TRY IT = Copy every entry below exactly as it appears, leaving out the images.
DATA SHOWN: Begin
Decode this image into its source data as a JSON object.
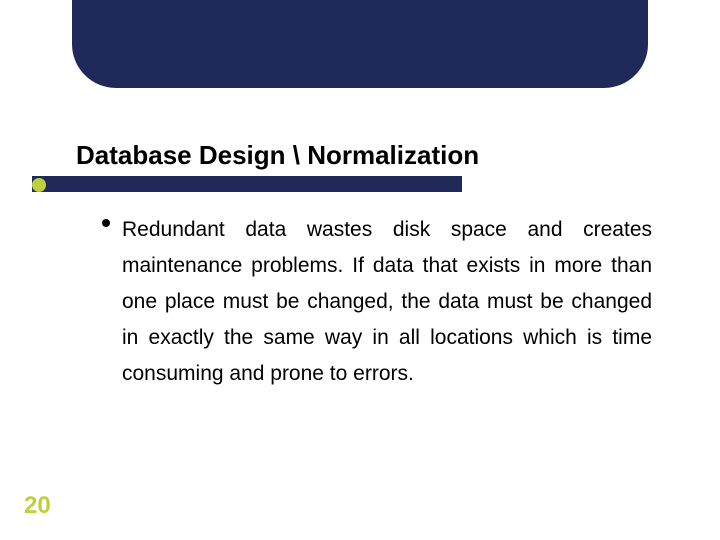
{
  "slide": {
    "title": "Database Design  \\  Normalization",
    "bullets": [
      "Redundant data wastes disk space and creates maintenance problems. If data that exists in more than one place must be changed, the data must be changed in exactly the same way in all locations which is time consuming and prone to errors."
    ],
    "page_number": "20"
  },
  "colors": {
    "header_navy": "#1f2a5a",
    "accent_olive": "#bfcf3f"
  }
}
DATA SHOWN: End
EXERCISE OUTPUT =
Decode this image into its source data as a JSON object.
{
  "slide": {
    "title": "Database Design  \\  Normalization",
    "bullets": [
      "Redundant data wastes disk space and creates maintenance problems. If data that exists in more than one place must be changed, the data must be changed in exactly the same way in all locations which is time consuming and prone to errors."
    ],
    "page_number": "20"
  },
  "colors": {
    "header_navy": "#1f2a5a",
    "accent_olive": "#bfcf3f"
  }
}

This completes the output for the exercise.